[[ Dataset, beginning ]]
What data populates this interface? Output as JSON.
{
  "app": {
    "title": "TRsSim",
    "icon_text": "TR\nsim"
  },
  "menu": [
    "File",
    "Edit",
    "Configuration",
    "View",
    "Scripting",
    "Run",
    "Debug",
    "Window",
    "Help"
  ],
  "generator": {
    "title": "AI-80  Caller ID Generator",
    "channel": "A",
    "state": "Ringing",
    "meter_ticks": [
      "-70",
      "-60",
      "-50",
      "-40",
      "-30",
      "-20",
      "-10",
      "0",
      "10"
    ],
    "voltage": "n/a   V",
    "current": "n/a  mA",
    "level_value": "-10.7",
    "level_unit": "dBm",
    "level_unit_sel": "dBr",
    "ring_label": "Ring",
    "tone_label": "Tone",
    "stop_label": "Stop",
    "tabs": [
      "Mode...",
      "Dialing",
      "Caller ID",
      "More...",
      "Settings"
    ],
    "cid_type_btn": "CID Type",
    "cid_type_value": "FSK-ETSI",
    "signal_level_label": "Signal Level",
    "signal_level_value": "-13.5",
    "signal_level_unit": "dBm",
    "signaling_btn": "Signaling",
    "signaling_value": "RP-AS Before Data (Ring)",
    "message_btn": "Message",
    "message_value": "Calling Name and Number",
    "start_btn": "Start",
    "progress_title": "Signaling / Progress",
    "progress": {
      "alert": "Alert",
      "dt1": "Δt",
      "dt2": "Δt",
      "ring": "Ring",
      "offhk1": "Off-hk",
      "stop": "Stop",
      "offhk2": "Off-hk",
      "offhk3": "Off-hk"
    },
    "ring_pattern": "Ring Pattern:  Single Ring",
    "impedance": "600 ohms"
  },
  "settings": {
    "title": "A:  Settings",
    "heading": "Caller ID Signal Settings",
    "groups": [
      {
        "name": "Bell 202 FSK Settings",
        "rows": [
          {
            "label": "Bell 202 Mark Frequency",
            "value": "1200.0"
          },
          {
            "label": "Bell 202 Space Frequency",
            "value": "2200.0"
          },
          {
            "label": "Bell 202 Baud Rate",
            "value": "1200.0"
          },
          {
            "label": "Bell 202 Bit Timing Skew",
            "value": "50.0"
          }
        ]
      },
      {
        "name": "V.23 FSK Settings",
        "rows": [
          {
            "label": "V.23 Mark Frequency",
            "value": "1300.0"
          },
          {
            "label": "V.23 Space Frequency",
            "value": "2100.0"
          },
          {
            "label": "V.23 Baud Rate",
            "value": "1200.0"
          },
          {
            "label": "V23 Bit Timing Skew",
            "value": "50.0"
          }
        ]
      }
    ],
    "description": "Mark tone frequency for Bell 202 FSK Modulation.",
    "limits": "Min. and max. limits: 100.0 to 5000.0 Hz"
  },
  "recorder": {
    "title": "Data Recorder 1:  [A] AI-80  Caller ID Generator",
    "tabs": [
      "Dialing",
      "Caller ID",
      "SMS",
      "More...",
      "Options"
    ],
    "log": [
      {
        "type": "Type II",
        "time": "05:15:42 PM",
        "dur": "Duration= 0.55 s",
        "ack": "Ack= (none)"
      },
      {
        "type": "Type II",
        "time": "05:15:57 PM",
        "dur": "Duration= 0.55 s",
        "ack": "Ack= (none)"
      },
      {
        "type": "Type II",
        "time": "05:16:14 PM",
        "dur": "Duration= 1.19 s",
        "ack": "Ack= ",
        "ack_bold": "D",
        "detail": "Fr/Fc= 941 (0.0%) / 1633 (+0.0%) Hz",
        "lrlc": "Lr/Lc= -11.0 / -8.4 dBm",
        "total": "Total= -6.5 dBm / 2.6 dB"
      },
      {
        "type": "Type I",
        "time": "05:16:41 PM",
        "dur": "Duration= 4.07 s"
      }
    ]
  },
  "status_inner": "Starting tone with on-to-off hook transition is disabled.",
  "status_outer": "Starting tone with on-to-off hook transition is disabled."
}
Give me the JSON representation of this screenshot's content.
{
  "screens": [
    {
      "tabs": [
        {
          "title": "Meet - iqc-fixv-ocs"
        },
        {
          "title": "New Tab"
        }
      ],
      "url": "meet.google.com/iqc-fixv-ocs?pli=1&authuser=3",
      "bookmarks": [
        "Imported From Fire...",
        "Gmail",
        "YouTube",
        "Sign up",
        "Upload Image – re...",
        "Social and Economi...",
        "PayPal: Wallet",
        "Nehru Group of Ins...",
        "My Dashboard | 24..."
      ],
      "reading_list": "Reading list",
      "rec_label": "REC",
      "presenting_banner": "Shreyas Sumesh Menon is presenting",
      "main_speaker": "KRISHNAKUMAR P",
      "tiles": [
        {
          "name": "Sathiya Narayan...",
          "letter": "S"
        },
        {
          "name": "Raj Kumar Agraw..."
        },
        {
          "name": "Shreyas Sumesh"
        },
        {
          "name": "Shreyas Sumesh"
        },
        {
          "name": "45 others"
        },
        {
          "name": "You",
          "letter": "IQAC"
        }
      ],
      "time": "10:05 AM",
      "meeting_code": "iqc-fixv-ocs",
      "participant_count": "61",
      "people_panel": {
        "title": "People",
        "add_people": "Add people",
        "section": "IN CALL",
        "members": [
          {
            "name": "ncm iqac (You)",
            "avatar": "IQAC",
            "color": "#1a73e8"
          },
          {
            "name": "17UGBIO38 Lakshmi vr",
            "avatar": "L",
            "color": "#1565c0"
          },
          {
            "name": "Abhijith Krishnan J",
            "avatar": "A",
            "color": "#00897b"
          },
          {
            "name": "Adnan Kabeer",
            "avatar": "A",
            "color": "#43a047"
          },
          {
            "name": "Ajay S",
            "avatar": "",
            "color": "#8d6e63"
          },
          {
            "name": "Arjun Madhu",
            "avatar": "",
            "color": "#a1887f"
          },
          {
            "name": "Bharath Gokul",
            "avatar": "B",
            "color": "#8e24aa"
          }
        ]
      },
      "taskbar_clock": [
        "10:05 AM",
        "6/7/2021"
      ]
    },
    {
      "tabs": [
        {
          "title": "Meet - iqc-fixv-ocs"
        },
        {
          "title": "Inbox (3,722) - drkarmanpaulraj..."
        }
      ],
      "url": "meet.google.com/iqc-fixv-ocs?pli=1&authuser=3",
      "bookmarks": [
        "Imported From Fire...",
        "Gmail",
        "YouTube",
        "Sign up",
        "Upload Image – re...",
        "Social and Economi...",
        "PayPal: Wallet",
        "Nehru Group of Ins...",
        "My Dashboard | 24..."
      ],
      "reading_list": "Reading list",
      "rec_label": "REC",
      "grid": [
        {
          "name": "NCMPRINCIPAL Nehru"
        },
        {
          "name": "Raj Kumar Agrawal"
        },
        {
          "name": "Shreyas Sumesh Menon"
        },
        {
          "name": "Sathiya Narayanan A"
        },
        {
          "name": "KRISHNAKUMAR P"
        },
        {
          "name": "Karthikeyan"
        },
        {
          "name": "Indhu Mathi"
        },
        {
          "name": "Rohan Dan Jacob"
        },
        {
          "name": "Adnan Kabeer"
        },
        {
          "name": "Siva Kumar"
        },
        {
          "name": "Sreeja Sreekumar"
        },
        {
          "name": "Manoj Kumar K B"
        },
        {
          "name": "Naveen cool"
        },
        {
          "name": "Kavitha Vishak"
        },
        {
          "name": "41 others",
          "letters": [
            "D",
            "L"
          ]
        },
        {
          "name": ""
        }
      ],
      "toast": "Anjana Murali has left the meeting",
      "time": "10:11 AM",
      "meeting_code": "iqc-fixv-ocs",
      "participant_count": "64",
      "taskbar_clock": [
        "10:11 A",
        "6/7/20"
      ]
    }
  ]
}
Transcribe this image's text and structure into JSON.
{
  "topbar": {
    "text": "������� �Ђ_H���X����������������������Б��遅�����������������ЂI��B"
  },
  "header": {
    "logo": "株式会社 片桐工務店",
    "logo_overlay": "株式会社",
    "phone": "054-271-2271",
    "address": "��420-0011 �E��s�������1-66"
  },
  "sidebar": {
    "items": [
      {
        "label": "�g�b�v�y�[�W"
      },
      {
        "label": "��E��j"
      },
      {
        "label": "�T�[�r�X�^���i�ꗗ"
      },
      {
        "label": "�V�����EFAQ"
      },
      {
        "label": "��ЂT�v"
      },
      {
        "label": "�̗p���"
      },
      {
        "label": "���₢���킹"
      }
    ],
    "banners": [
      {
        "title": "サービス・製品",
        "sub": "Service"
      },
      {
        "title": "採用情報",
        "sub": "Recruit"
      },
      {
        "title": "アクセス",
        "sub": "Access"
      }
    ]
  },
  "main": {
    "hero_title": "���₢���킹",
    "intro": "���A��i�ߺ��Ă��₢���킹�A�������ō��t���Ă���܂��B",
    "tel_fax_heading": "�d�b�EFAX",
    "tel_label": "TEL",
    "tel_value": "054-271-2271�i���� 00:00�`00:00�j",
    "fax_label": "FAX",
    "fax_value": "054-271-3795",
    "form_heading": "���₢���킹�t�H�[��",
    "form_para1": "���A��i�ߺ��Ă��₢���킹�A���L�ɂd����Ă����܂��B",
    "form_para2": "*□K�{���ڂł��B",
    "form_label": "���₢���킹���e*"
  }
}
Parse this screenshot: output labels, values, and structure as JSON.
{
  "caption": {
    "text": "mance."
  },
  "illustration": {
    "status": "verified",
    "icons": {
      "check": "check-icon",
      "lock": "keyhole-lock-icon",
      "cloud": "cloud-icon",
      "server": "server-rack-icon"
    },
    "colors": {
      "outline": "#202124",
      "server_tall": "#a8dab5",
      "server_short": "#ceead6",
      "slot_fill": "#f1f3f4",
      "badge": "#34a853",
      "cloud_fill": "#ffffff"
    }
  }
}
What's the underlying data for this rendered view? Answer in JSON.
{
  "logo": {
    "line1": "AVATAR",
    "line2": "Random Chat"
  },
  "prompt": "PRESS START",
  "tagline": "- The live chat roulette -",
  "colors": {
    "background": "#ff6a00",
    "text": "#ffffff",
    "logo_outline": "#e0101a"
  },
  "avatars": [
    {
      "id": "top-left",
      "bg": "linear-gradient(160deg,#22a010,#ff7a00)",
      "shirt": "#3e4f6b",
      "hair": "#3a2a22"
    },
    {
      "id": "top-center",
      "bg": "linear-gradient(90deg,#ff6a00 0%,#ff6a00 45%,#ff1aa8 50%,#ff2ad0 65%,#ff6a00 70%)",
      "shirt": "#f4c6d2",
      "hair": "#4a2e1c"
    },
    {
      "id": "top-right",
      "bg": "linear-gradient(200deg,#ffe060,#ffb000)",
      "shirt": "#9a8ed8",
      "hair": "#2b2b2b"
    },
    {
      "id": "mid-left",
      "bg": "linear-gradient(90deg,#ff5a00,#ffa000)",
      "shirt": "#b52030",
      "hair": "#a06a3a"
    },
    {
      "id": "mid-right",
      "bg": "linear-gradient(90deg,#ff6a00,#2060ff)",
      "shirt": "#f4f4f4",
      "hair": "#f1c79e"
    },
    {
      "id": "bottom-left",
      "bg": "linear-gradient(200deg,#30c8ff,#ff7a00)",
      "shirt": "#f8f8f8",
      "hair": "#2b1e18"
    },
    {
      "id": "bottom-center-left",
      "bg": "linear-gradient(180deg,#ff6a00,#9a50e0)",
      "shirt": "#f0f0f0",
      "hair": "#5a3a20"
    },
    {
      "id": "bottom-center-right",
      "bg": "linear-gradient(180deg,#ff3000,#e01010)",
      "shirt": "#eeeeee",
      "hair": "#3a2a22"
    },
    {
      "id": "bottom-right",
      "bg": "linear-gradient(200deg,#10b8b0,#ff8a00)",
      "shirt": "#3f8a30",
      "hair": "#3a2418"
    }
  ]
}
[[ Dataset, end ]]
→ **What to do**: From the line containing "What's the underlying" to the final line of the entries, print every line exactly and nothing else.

→ **Written solution**:
What's the underlying data for this rendered view? Answer in JSON.
{
  "logo": {
    "line1": "AVATAR",
    "line2": "Random Chat"
  },
  "prompt": "PRESS START",
  "tagline": "- The live chat roulette -",
  "colors": {
    "background": "#ff6a00",
    "text": "#ffffff",
    "logo_outline": "#e0101a"
  },
  "avatars": [
    {
      "id": "top-left",
      "bg": "linear-gradient(160deg,#22a010,#ff7a00)",
      "shirt": "#3e4f6b",
      "hair": "#3a2a22"
    },
    {
      "id": "top-center",
      "bg": "linear-gradient(90deg,#ff6a00 0%,#ff6a00 45%,#ff1aa8 50%,#ff2ad0 65%,#ff6a00 70%)",
      "shirt": "#f4c6d2",
      "hair": "#4a2e1c"
    },
    {
      "id": "top-right",
      "bg": "linear-gradient(200deg,#ffe060,#ffb000)",
      "shirt": "#9a8ed8",
      "hair": "#2b2b2b"
    },
    {
      "id": "mid-left",
      "bg": "linear-gradient(90deg,#ff5a00,#ffa000)",
      "shirt": "#b52030",
      "hair": "#a06a3a"
    },
    {
      "id": "mid-right",
      "bg": "linear-gradient(90deg,#ff6a00,#2060ff)",
      "shirt": "#f4f4f4",
      "hair": "#f1c79e"
    },
    {
      "id": "bottom-left",
      "bg": "linear-gradient(200deg,#30c8ff,#ff7a00)",
      "shirt": "#f8f8f8",
      "hair": "#2b1e18"
    },
    {
      "id": "bottom-center-left",
      "bg": "linear-gradient(180deg,#ff6a00,#9a50e0)",
      "shirt": "#f0f0f0",
      "hair": "#5a3a20"
    },
    {
      "id": "bottom-center-right",
      "bg": "linear-gradient(180deg,#ff3000,#e01010)",
      "shirt": "#eeeeee",
      "hair": "#3a2a22"
    },
    {
      "id": "bottom-right",
      "bg": "linear-gradient(200deg,#10b8b0,#ff8a00)",
      "shirt": "#3f8a30",
      "hair": "#3a2418"
    }
  ]
}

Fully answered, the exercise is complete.